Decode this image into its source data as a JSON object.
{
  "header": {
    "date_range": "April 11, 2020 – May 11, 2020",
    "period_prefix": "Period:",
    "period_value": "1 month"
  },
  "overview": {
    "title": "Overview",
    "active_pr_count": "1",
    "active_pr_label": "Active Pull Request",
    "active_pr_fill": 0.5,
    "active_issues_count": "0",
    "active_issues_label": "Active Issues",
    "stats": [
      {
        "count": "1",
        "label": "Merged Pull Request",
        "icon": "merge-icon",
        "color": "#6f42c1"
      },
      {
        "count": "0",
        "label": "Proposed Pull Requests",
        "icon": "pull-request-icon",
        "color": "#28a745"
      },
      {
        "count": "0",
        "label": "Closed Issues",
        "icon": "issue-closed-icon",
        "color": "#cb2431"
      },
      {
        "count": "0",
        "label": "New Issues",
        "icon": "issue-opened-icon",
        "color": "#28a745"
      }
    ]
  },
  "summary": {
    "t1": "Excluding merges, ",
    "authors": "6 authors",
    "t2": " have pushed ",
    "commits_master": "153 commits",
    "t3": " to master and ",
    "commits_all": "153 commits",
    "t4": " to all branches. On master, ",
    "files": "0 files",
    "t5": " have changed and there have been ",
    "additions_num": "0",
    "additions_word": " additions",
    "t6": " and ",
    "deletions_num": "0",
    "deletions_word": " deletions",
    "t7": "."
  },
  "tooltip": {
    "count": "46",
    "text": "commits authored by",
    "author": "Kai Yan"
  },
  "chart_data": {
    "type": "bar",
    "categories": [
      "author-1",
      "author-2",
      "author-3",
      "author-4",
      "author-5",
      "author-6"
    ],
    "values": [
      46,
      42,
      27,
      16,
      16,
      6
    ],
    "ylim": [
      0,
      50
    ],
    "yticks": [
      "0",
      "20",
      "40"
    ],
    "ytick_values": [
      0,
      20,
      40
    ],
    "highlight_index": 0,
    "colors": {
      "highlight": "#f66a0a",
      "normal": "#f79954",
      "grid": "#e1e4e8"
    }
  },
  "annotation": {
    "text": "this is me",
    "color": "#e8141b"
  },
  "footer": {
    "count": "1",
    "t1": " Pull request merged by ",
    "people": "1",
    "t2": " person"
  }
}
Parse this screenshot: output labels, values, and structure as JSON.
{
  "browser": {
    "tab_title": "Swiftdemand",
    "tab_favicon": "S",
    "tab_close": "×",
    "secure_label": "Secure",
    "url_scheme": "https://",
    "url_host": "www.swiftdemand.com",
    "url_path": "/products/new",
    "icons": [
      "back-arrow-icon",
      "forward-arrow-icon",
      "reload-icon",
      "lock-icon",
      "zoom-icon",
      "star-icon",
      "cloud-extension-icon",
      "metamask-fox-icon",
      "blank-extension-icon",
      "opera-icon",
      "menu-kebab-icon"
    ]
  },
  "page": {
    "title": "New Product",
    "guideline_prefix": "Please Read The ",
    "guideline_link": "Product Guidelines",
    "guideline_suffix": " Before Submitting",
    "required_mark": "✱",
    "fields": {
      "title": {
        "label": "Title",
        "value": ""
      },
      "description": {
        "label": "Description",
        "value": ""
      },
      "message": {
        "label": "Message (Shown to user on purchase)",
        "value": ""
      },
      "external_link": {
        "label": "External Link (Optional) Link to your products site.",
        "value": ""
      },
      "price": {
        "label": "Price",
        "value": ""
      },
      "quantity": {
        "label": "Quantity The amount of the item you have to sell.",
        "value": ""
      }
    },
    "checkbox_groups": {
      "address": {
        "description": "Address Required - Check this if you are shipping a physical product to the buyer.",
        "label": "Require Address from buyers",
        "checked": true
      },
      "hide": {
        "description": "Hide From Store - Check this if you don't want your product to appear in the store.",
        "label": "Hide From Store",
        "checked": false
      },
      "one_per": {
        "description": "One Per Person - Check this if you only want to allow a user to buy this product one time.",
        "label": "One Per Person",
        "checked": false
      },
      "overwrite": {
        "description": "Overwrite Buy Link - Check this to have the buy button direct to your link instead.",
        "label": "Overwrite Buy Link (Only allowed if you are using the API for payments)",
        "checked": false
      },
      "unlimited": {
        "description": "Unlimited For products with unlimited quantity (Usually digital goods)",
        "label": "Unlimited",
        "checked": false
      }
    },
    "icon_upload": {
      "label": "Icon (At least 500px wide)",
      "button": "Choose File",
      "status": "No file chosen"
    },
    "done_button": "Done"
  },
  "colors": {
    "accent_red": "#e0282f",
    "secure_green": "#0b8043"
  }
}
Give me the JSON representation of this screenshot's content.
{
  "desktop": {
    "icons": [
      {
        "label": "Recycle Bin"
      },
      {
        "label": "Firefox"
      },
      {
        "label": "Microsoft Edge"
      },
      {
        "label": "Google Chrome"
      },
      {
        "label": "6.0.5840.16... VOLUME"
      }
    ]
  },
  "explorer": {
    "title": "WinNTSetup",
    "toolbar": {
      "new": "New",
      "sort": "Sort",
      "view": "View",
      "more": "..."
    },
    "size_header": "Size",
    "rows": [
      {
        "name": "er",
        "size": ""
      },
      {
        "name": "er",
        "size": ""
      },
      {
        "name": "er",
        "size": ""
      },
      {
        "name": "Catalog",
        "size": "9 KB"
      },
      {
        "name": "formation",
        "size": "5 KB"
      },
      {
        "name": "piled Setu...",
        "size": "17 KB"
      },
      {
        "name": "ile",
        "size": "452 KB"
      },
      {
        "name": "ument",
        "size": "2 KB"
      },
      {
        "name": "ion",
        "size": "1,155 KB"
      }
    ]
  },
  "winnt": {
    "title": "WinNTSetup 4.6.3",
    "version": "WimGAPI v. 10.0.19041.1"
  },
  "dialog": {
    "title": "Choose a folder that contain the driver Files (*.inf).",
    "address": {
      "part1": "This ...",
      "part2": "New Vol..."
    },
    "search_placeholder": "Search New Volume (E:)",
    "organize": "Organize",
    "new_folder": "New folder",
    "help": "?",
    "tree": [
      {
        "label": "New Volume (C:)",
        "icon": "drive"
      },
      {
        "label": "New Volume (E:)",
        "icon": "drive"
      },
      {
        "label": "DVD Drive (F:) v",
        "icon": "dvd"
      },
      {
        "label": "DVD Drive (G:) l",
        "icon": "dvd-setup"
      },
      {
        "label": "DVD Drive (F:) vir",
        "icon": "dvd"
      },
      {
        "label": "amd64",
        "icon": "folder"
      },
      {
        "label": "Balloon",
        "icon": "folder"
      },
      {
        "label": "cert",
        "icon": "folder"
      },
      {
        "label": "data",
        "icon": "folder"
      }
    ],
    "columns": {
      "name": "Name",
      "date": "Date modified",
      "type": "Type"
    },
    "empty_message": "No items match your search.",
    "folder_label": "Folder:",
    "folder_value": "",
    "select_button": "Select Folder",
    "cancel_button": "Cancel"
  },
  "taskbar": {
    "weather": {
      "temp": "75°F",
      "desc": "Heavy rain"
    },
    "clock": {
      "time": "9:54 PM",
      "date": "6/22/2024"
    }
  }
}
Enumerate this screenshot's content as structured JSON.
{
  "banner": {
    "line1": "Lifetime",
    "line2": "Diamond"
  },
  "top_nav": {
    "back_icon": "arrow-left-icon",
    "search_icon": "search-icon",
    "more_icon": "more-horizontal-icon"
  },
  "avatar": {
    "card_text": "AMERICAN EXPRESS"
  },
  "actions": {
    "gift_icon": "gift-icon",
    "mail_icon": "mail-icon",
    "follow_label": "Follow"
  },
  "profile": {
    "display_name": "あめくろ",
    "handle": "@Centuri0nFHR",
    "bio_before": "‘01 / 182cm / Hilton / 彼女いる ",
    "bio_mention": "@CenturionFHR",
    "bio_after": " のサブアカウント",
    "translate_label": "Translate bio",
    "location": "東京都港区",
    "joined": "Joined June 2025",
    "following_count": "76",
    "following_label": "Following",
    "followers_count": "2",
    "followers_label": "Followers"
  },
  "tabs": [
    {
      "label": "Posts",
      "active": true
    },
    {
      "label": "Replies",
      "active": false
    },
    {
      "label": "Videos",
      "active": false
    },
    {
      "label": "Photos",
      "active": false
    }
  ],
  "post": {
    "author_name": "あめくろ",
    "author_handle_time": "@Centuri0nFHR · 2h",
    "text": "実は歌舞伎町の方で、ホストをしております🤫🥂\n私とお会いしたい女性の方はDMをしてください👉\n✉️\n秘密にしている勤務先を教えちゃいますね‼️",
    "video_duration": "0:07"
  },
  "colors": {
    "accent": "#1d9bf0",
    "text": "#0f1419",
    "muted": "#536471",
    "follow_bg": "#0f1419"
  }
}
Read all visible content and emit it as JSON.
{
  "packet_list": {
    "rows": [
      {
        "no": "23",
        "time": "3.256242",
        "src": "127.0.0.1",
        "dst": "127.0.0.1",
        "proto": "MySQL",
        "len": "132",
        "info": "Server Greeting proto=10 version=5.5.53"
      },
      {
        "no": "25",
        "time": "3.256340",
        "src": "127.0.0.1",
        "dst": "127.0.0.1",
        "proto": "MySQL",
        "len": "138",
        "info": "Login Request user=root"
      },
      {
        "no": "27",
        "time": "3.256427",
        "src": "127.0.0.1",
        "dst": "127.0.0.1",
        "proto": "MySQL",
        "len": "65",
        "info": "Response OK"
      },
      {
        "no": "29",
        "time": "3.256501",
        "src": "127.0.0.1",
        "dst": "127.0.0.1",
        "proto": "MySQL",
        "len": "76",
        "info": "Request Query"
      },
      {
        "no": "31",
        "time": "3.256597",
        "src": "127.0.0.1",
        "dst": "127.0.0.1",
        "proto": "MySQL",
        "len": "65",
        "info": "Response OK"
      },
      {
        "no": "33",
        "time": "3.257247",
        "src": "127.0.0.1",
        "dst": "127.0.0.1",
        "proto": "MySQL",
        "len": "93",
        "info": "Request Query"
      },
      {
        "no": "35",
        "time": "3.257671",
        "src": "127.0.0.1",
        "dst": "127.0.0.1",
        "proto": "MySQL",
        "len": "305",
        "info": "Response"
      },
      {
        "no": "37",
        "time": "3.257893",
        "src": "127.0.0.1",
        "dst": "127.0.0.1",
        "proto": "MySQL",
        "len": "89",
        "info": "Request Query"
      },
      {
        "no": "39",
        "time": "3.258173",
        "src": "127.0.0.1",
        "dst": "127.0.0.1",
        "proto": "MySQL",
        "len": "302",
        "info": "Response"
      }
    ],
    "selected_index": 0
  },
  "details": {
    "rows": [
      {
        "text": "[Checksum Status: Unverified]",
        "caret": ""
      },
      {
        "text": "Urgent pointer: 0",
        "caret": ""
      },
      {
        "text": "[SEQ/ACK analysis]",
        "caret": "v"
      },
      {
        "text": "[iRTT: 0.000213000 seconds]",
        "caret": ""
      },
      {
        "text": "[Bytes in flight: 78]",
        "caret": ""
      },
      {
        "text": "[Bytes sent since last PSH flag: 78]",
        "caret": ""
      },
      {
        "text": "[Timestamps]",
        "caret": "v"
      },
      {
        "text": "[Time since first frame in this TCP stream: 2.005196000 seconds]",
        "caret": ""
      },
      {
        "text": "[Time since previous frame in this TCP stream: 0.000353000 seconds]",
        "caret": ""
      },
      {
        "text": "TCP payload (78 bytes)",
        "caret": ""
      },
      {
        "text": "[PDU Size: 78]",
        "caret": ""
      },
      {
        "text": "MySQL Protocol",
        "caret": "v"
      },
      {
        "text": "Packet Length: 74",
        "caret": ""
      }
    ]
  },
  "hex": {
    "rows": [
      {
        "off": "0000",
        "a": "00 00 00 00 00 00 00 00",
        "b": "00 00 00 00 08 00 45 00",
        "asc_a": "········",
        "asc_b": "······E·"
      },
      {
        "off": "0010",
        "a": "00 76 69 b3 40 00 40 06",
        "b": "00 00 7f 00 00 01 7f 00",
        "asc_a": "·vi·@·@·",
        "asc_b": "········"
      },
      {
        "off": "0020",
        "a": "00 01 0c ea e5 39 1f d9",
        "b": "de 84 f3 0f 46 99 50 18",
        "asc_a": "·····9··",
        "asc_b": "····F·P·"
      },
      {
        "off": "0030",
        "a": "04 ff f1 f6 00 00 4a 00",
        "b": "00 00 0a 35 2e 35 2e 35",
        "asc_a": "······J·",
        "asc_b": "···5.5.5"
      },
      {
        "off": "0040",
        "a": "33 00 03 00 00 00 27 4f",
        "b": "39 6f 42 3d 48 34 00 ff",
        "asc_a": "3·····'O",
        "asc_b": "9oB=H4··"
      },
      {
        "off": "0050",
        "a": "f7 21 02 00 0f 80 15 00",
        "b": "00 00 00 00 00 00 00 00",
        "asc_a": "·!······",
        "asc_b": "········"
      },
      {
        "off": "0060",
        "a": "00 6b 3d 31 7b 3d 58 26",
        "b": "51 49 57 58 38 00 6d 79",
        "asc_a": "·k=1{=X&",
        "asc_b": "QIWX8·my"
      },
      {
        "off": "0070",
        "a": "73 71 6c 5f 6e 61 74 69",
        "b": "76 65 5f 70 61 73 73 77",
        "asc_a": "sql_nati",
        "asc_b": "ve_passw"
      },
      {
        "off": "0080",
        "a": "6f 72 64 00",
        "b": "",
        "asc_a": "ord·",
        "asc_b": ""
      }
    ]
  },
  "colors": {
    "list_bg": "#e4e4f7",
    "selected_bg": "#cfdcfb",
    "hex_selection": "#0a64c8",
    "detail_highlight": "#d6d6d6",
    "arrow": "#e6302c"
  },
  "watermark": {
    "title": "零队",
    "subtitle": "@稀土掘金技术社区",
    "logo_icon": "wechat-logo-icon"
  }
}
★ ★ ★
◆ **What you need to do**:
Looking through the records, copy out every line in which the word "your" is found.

◆ **Answer to this exercise**:
        "label": "External Link (Optional) Link to your products site.",
        "description": "Hide From Store - Check this if you don't want your product to appear in the store.",
        "description": "Overwrite Buy Link - Check this to have the buy button direct to your link instead.",
    "empty_message": "No items match your search.",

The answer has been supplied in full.